Tuesday, October 27, 2009
Chasing elephants near Coimbatore...
Well, this is about a trip I took in February this year with my younger sister Priya who works for Times of India, Chennai. She had got a fellowship to study and report on man-elephant conflict in the Coimbatore region. So after a long long while, bro and sis got to spend some quality time together. We visited several areas of conflict in the region, including commercial farms and tribal villages. (Priya in action at a tribal village - pic above)
It was interesting to see that, while the tribals were well-adjusted to the idea that elephants would take a share of their crops and were happy with the harvest that remained, the commercial farmers were indignant and wanted the problem elephants removed/eliminated. Some of the more imaginative amongst them even alerted us about their pet theory that these elephants come from Kerala and are trained and sent in by the cunning Mallus from across the border who want to destroy Tamil crops! Also, the tribals tried to grow crops that were not attractive to the elephants while the farmers were growing cash crops that the elephants loved.
Priya's study also showed a lot of encroachments in the elephant corridors used by these behemoths to move around in their extended range. Since elephants are mega-herbivores that pretty much devastate the area they feed in, it is important that they move to other areas and give time to their former feeding grounds to recover from the effects of their foraging.
But the best part of our trip was the visit to the elephant training camp at the Indira Gandhi Wildlife Sanctuary at Anamalai and the contiguous Parambikulam National Park in Kerala. Apart from meeting up with a lot of wildlife experts like the famous Dr. Easa (formerly with Kerala Forest Research Institute) and the legendary vet Dr. Cherian, we got to see the keepers of the law in the elephant world - the kumki elephants of Anamalai!
The kumkis are the trained elephants that are used to drive back invading herds and tackle rogue elephants. They have to be strong in body and mind and must obey the commands of their mahout at all times. The most revered among them is Kaleem (in pic above) - at all of 45 years (older than me!), in his prime and the dominant male at the camp. He is a large-hearted soldier who is fearless in his encounters with wild elephants. However, he has also killed several of the other kumkis in the camp, including IG - the earlier alpha male.

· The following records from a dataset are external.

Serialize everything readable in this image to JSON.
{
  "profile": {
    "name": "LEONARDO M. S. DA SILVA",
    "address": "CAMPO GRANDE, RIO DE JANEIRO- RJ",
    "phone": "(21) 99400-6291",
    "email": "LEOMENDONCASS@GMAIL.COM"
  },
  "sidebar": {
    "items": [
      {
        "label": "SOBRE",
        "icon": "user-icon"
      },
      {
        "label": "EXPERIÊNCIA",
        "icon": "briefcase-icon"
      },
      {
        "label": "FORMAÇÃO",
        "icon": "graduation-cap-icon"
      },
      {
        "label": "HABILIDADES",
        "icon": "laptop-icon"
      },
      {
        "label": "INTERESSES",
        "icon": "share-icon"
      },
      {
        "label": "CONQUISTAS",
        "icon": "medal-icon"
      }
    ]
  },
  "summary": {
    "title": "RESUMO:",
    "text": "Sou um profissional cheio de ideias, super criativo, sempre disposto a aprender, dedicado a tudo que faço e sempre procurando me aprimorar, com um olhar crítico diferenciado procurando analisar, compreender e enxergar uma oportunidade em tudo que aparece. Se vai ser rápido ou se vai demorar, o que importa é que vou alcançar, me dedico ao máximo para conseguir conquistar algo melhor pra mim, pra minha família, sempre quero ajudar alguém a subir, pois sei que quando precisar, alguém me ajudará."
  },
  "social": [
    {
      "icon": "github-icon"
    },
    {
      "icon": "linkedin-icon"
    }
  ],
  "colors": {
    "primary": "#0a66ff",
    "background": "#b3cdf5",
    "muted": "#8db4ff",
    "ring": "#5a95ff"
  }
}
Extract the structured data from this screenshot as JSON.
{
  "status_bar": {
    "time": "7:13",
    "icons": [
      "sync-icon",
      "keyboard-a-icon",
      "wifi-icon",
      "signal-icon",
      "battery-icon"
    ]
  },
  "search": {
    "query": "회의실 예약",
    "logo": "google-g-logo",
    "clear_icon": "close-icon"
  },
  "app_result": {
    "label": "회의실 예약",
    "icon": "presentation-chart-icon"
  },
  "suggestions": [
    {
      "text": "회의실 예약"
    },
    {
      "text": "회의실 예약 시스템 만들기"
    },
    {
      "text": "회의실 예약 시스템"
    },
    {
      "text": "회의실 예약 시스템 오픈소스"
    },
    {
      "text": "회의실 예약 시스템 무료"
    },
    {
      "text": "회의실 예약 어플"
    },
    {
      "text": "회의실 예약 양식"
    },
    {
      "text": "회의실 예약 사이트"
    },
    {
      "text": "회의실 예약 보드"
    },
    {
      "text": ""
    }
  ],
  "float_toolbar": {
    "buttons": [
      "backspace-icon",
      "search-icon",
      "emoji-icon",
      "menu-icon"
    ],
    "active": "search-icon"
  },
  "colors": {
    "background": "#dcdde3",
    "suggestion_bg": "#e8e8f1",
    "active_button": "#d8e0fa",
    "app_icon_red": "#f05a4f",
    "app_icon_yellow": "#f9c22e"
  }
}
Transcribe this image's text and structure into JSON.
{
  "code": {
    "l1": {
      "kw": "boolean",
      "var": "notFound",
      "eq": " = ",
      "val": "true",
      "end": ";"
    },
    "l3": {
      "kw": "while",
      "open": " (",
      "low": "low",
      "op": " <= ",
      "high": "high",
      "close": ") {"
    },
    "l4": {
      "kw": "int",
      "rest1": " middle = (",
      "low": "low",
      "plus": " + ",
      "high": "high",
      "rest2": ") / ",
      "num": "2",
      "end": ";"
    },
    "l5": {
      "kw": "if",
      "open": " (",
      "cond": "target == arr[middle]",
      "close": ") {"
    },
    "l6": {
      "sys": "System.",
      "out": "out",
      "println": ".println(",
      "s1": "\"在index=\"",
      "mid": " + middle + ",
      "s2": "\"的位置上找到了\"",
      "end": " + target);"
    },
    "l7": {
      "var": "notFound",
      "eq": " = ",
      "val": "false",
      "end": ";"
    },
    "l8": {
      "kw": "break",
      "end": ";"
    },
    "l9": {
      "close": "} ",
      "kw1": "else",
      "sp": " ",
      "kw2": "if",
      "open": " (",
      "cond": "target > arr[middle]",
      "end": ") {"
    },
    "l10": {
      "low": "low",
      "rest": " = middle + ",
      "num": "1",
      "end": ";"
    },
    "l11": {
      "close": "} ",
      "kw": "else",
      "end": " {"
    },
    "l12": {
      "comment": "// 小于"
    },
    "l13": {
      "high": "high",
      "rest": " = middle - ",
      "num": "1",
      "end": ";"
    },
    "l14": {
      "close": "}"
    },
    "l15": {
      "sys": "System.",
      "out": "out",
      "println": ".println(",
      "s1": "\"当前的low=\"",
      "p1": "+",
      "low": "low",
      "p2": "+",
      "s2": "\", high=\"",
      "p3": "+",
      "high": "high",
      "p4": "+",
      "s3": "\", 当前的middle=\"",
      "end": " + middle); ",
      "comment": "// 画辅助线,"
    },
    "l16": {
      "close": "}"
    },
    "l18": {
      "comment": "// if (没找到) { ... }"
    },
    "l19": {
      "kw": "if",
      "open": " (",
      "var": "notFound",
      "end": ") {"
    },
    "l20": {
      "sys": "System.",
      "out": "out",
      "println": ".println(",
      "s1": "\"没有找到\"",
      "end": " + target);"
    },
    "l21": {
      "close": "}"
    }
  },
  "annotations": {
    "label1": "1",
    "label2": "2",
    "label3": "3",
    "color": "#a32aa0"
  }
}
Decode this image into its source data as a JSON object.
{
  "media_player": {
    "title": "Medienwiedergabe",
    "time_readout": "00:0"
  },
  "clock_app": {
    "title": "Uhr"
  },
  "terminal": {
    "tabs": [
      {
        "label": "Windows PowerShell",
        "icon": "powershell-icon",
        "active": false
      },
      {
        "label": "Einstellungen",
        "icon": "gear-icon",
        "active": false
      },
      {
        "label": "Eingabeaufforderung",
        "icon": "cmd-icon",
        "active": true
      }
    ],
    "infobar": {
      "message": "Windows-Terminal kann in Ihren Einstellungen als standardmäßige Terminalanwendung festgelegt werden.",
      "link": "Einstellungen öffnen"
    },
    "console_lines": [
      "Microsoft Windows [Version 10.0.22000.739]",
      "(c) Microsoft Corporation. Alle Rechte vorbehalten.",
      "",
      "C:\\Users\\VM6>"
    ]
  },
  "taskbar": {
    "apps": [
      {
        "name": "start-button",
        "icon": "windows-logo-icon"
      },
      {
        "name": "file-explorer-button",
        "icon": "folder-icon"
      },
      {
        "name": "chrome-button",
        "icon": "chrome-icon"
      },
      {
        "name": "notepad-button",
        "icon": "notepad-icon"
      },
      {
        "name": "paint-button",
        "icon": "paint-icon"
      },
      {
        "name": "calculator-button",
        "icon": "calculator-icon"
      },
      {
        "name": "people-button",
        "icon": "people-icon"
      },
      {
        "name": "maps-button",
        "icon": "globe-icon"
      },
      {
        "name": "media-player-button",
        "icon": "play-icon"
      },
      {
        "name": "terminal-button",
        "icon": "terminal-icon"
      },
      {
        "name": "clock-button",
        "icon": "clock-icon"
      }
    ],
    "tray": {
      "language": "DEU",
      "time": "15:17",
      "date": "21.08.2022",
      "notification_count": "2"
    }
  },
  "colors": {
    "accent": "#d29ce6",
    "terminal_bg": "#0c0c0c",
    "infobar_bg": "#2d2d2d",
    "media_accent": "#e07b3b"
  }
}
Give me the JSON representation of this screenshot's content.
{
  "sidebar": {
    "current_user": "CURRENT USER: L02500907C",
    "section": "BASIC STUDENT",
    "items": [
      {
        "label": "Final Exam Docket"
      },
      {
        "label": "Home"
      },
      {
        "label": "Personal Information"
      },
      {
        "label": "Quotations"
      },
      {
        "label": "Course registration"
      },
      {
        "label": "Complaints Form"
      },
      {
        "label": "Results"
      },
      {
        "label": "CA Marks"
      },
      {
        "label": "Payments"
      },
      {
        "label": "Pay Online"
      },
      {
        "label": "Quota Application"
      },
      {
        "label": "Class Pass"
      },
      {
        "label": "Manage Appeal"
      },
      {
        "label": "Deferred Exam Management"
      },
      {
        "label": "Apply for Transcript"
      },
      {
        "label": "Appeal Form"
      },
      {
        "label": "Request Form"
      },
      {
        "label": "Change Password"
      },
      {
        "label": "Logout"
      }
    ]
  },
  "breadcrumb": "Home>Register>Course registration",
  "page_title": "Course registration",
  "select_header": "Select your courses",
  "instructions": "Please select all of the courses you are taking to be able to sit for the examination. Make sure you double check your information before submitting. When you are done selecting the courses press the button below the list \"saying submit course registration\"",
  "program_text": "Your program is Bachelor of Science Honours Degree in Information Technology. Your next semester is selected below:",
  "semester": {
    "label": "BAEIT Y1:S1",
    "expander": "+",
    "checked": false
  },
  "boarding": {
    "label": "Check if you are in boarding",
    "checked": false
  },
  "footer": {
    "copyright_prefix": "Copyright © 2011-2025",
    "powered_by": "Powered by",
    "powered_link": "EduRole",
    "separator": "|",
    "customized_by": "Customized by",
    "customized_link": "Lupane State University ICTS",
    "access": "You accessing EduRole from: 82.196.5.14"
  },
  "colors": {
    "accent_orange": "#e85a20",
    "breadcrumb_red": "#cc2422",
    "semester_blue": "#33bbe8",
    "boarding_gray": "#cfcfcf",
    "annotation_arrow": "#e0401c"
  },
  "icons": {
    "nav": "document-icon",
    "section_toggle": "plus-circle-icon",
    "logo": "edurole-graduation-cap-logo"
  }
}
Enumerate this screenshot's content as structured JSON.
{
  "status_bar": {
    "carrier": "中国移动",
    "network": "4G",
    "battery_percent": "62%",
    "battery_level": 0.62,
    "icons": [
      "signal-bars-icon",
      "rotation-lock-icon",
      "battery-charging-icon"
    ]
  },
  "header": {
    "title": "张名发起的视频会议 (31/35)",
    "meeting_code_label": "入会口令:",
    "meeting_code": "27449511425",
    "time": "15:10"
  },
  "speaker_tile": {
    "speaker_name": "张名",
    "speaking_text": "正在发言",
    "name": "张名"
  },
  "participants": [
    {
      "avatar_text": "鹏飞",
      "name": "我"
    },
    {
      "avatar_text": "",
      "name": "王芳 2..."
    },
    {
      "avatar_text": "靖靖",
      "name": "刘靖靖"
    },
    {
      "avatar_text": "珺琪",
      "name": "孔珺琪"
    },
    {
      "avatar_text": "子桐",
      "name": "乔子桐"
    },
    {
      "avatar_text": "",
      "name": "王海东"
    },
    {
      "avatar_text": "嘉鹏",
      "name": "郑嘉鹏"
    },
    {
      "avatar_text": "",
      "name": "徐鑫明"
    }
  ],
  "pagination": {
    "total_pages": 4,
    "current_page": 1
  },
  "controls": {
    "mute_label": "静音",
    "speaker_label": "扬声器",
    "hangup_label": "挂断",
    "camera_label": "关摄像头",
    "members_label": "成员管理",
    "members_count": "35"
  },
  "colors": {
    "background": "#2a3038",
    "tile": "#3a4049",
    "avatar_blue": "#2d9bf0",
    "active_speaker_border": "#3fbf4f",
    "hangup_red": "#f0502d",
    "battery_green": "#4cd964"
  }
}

As Kaleem's mahout Palanisamy narrated his great deeds and misdeeds to us and as we photographed him in the fading light, Kaleem struck several poses to impress us. He had a devilish twinkle in his eye and it was quite clear that he reveled in all the attention he was getting! And the enduring memory of this trip is just that - Kaleem, the Terrible, performing schoolboy pranks to get our attention, while the sun gradually set in the beautiful forested valley that is the location of the elephant training camp.